“You mean divorce?” I ask.
“You could start slow. Separation first.” He moves his chair to my side of the table, puts his hands on my knees. “It’s pretty obvious that you aren’t happy with him. I promise that I would make you happy.”
“But where would I live? I don’t have anywhere I could go. This is just crazy.”
“Live with me.”
“I don’t know. It’s too much.”
“Think about it. You have time. I’m not trying to push you into anything. But I want to be with you.”
“Let me think about it.” I stand, pull the strap of my purse over my shoulder. “I’ll let you know.”
I take the long way home. It’s pouring down rain. I can barely see through the windshield.
Stay with my family. Go with Clint. I go back and forth. What’s the right thing? Who can I talk to?
I pull onto my street. Puddles have gathered in the low spots of the sidewalk. Blurry figures up ahead are jumping, splashing, kicking in the water.
My husband has the kids out, jumping in mud. Another mess for me to clean up.
Getting out of the car, hoping to get inside before I become drenched.
“Mom! Mom!” My kids run to me.
“Hug mom,” my husband tells them.
Four soaked children cling to me, getting me wet.
“Why did you tell them to do that?” I ask my husband, near to crying. I’m so frustrated, so confused. “Look, they’re getting me all muddy.”
“You never looked more beautiful.” He smiles at me. It’s the smile he used to give me so long ago. “Come on kids, let’s see who can make the biggest splash!”
I watch him hold the hand of my daughter. He rustles the hair of one of my sons. He laughs and smiles and dances in the rain with my children. Our children.
My heart feels warm. There is nothing wrong in loving him. But so much could be lost if I go with Clint.
Clint, Clint. Even thinking his name causes my stomach to clench. Not with butterflies, but with anxiety.
“Mom! Come here! We found a giant worm!” My daughter, the only girl of the four, holds up a handful of slither and slime. “You’ve got to see this!”
I stay. The kids and the family and the home remain whole.
I leave. The kids split weeks between me and their dad. I tear our one flesh in two.
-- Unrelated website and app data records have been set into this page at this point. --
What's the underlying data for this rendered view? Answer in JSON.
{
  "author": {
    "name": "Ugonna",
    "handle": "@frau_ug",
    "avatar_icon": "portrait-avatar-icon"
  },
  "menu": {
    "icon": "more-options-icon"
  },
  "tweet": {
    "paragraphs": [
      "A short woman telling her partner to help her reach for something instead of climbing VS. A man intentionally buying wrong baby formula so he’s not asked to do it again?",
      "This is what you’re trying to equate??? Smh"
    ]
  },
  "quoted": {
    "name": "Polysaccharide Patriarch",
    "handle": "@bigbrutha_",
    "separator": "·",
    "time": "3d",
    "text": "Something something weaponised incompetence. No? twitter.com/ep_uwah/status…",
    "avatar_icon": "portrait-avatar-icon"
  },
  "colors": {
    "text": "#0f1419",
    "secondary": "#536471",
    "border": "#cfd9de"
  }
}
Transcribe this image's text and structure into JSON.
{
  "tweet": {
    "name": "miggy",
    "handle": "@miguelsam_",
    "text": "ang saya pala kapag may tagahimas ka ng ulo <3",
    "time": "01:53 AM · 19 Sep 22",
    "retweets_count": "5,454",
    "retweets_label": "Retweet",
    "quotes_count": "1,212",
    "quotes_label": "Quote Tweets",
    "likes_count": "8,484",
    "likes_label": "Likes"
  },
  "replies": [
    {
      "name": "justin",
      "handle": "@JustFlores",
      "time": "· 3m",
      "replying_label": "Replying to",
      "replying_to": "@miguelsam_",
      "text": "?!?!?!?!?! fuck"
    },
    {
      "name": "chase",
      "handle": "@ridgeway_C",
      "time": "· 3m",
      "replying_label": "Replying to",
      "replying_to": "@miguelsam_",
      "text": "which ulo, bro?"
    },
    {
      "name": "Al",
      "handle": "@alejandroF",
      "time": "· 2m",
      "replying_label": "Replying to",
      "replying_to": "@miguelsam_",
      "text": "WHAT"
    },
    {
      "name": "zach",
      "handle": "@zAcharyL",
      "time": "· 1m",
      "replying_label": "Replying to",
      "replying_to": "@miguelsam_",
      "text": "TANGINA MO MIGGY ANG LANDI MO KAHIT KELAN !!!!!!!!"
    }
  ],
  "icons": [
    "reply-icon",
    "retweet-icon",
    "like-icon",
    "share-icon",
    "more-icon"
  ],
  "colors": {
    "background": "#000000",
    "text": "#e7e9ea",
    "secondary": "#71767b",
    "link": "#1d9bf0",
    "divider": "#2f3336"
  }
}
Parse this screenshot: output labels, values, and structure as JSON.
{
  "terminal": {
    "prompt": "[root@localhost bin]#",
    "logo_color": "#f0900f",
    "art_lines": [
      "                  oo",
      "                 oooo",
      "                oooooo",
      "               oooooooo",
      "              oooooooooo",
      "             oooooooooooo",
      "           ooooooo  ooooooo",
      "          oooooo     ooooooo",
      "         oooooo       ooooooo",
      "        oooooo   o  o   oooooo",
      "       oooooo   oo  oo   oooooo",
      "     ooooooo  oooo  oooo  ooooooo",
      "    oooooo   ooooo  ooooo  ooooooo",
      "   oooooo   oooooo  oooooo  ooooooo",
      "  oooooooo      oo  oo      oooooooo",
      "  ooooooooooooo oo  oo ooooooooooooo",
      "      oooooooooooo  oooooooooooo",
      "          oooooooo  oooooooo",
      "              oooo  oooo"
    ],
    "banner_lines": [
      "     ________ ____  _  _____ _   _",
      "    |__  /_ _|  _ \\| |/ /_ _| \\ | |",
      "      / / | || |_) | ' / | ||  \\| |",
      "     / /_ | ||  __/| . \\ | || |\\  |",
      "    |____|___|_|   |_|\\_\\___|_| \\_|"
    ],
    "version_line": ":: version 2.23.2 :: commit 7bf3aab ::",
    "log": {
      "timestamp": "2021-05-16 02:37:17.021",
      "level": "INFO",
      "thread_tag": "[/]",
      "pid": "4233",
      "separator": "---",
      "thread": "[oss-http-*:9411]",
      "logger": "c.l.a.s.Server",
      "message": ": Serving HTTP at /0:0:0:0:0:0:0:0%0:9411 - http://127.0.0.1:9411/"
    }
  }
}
Everything gets broken.
“Mom. Come on,” she calls to me.
My feet slosh through the puddle. My hands, open to hold the worm she found. My life, wanting to belong in my family.